To find green, we discover we have ears. We can listen to what others say. By listening, we hear ideas we hadn’t heard before. That’s how we learn a new skill.

And that’s how we become young.

Orange

orange

Orange exudes warmth and happiness. Take those away, and we’re left with indifference and sorrow.

With no happiness, what is there to live for? Life expectancy will plummet. We find no pleasure in anything, only drudgery. Pleasurable things don’t even cross our mind.

To find happiness, we’d have to do something unintentionally that sparks enjoyment in us. A hug, perhaps. A high bowling score. A beautiful painting. A delicious meal.

Pink

pink

Pink reveals femininity. Imagine if there were nothing or no one feminine among us. We’d lose sensitivity to anything, deep feelings, romance, attention to detail, family life, beauty, knowledge of upcoming trials and possible trouble, inner strength, calm in the storm … love. So many things.

Please, God, bring back pink. Help us to see the beautiful strong soft side of life all around us.

Purple

purple

Purple shows off royalty – power, inheritance, lineage, wealth and status. With no royalty, there’s no inherited leadership. Our leaders would have to fight for prominence, since there’s no line of succession. We don’t elect power and status; we forcibly take them. At least, we think we do.

Those of us who are subjects can take them away. Perhaps we just won’t give power and status to a leader we don’t want to follow, and instead follow someone else.

Would we be better off without purple?

Red

red

Red means anger. Wouldn’t a life without anger be wonderful? No screaming at politicians, no teachers’ strikes, no sibling rivalries, no boss-employee charades … we would all get along with each other just fine.

For example, Democrats and Republicans would actually respect each other. They’d listen to each other and, surprise, solve problems.

We could treat each other honestly and respect the outcome, whatever it was.

A world without red, in this scenario, is a good thing.

White

white

White reveals honesty. With no honesty, we wouldn’t trust each other in our families, as drivers on the highway, in the classroom, in our politics or in our friendships. We’d break rules, then lie about it. Why not? Everyone is doing it.

To discover honesty, we’d have to realize that when we lie, we’re hurting ourselves as much as we are others. If I’m not honest with my wife, I can assume she’s not honest with me, if honesty doesn’t exist. What kind of a marriage is that? Either we trust each other or the marriage dies.

Honesty must win.

Yellow

yellow

Yellow represents brightness, sunshine. With no sun, only night remains. All is dark. We can’t see anything, as though we lived in a coal mine; our eyes are useless.

We depend on electricity 24 hours a day, seven days a week. When the electricity goes out – as it surely will on occasion – we can’t see our fingers in front of our faces. We must remain in place until someone fixes the electricity. Hopefully someone has a flashlight that works.

We’d better develop batteries that last a long time.

With no daytime, we’d be tempted to sleep in a lot later than we do now. Our productivity would fall. Our energy level would drop.

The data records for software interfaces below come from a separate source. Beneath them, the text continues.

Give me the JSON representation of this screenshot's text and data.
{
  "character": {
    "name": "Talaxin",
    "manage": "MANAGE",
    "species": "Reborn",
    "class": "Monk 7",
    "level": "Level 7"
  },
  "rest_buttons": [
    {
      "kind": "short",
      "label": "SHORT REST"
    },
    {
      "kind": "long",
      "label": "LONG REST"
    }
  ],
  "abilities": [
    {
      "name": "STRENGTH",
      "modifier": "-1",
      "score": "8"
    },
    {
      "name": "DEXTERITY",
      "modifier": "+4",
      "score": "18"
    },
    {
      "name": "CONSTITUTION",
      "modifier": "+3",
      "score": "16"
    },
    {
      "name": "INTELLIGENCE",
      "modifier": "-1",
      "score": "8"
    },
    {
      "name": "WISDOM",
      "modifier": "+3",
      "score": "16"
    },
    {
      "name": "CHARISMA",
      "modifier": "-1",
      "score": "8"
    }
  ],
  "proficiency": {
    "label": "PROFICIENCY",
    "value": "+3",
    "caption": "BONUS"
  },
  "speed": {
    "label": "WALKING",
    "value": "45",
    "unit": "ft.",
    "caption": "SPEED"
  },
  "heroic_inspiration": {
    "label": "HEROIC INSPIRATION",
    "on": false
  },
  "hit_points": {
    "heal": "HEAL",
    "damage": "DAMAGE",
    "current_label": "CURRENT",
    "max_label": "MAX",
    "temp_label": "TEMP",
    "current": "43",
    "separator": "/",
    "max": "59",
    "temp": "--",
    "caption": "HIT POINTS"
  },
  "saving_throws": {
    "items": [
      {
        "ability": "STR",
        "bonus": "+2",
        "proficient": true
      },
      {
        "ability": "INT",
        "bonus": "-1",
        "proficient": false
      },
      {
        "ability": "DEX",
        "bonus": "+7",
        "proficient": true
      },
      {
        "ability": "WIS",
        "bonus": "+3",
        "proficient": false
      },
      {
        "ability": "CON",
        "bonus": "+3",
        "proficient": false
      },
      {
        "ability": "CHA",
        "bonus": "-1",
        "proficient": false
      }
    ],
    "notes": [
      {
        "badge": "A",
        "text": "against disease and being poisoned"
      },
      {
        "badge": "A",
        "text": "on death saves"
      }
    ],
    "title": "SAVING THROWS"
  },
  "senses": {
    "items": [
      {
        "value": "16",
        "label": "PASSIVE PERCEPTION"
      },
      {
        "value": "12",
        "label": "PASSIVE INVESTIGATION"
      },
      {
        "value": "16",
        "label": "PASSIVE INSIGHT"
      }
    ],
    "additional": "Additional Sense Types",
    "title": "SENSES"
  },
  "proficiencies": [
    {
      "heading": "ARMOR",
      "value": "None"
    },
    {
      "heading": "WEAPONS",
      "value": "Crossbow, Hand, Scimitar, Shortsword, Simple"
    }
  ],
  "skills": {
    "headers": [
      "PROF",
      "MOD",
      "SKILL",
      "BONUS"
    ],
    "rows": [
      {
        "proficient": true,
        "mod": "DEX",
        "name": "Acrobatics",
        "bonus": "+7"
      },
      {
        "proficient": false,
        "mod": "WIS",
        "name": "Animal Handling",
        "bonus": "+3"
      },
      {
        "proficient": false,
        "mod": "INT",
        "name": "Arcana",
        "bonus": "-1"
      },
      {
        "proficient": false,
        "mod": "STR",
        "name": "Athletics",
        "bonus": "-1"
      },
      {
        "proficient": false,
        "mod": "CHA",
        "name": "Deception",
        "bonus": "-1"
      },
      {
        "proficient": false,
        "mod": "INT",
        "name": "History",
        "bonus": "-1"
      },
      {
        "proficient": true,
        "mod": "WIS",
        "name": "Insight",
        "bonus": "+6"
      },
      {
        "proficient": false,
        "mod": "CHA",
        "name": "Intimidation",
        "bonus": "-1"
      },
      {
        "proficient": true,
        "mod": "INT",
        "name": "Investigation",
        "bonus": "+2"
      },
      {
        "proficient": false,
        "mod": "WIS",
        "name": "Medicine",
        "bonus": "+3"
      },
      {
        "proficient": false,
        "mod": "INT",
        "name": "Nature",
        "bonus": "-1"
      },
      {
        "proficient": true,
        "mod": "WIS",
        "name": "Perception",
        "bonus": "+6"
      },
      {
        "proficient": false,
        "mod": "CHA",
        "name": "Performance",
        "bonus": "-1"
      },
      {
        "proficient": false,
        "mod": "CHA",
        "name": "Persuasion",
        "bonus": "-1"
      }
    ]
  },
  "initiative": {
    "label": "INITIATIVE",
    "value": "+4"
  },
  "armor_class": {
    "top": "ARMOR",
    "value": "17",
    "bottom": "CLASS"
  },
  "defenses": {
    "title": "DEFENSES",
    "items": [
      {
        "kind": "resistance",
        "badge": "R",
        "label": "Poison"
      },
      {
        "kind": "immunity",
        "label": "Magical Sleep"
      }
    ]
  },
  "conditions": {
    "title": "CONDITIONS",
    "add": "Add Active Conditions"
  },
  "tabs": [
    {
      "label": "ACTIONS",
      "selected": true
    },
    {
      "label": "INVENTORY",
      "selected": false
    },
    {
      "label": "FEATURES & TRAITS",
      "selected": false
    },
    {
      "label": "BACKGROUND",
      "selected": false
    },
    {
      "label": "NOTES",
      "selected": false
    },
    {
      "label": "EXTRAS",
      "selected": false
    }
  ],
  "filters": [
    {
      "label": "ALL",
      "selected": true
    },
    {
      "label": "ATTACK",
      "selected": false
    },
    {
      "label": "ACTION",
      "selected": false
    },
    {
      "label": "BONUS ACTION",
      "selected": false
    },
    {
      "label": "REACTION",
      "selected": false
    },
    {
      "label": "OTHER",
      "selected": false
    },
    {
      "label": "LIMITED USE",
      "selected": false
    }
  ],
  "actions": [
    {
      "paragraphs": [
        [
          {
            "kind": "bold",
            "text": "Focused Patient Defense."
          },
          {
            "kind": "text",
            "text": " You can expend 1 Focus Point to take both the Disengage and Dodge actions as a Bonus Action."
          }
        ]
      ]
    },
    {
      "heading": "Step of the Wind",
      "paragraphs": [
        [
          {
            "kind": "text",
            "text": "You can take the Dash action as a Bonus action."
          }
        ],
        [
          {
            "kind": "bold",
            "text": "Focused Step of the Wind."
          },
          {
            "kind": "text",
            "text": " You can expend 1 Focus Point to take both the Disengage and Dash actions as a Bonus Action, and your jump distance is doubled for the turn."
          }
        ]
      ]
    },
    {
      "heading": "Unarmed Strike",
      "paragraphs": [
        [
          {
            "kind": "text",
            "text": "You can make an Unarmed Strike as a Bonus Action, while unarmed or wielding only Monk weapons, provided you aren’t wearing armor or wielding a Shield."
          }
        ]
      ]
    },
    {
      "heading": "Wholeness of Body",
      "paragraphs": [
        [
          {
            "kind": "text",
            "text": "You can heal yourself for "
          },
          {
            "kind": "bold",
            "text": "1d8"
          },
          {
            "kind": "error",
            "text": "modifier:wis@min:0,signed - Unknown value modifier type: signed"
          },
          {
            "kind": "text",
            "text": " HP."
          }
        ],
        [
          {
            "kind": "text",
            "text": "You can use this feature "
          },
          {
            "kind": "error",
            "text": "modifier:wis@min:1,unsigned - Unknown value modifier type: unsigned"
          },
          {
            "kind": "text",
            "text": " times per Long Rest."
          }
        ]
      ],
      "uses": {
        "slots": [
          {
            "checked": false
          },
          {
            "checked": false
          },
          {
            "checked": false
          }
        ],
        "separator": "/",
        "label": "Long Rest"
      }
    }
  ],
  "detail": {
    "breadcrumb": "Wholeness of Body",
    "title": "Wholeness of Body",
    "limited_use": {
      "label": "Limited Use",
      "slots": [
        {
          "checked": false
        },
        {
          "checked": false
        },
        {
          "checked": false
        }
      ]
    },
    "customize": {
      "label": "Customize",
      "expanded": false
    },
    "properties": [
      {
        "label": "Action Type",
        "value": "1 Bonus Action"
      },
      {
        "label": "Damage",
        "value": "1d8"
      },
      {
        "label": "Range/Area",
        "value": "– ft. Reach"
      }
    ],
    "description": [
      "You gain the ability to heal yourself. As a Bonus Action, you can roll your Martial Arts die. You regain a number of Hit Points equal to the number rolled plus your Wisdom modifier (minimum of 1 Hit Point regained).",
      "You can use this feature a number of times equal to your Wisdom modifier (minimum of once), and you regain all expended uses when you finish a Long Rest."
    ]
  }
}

To find yellow, we’d have to find a way to let the sunshine penetrate the darkness enveloping Earth. We could invent a huge light that connects the ground with the atmosphere and beyond, providing a way for the sun’s light to connect with our light and make it permanent.